a strange book but not quite strange enough. a fictional memoir by j m coetzee about the recently deceased novelist 'j m coetzee' whose main failings (coolness, dryness, distance) mirror what are sometimes perceived (by those who think he has failings) to be the main failings of the real j m coetzee. it feels like an attempt to expiate that failing in the catholic manner. but it doesn't quite work, anymore than confessing to being a habitual liar makes one honest. indeed, the coolness, the dryness and the distance, are only compounded by the fact that it isn’t a fictional memoir as such, but a collection of fictional interviews and (i presume) fictional notebook fragments which purport to be research material for an intended biography. convolutions which wouldn’t matter if the conceit had a decent emotional pay-off. but, with the exception of a few passages, the conceit is invisible. that is, the book would lose nothing if the main character were called john smith. clever conceits can work. in rosencrantz and guildestern for example (what are minor characters doing when they’re offstage?). or nicholson baker’s mezzanine (what happens in one man’s mind during his lunch hour). but they work because the literary cleverness generates insights of real wisdom (we’re all offstage, victims of greater forces happen elsewhere; a lunch hour is a rich and real as fighting in the trenches or being cast away on a desert island if we look closely enough). but i don’t think this happens here. in fact, if you know nothing about j m coetzee or his work (which is hardly mentioned in the novel) the book would lose nothing by changing the name of the central character. in spite of which it is very readable, mostly because of coetzee's faultless prose (maybe that's his failing, writing too well).
‘me cheeta’ is based on one of those rather brilliant conceits. a hilarious, bitchy, warm, sad and very moving hollywood memoir purportedly written by tarzan’s chimpanzee helpmeet. it seems merely clever at first, then the richness of the metaphor starts slowly to unfold. some of this you can see coming (there’s not a great deal of difference between a talented ape and the stars of hollywood’s golden age). some of it takes you completely by surprise. it's tempting to kill the humour by quoting some of the (great and very rude) jokes. so i won't. just read it.
for anyone who wonders what i've been writing recently...

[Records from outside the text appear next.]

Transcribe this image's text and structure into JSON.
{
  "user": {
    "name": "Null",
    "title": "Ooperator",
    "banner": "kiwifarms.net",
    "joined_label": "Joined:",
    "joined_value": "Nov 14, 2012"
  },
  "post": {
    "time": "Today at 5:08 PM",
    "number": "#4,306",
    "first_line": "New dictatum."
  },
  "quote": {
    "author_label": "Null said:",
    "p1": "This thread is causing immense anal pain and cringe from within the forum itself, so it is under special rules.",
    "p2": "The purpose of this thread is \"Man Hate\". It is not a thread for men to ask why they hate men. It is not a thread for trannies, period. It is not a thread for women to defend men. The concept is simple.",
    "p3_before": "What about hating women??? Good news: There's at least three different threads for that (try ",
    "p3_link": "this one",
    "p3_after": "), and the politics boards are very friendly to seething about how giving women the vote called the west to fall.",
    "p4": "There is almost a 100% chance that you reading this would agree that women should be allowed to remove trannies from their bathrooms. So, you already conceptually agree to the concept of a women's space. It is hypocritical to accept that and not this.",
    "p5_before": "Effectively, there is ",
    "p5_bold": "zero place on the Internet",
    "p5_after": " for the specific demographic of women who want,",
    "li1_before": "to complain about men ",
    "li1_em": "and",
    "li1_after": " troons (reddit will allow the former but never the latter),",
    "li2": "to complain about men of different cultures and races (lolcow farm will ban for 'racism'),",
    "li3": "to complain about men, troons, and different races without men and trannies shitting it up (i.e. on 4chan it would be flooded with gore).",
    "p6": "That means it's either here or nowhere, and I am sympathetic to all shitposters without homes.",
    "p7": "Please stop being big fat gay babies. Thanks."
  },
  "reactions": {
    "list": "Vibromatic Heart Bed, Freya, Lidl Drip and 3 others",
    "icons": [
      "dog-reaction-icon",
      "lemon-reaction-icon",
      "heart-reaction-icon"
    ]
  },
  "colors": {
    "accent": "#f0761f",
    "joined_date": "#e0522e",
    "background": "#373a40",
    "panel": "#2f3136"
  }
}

on every count i couldn't be more pleased. i've been trying to write a play for years. naively i assumed that, having written radio plays and screenplays and won a few prizes for both, writing for the stage wouldn't be that difficult. i was wrong. it's bloody hard. i've written a great deal of rubbish en route and wondered often whether the attempt itself was foolish. to have written a play which worked was a huge relief. to have it on at the donmar is borderline fairy tale. it's always been one of my favourite theatres, that apron stage surrounded almost entirely by the audience in such an intimate space. plus it's been on a huge roll under michael grandage (the last two productions, streetcar with rachel weisz and life is a dream with domnic west were not just good but revelatory).
cast to follow.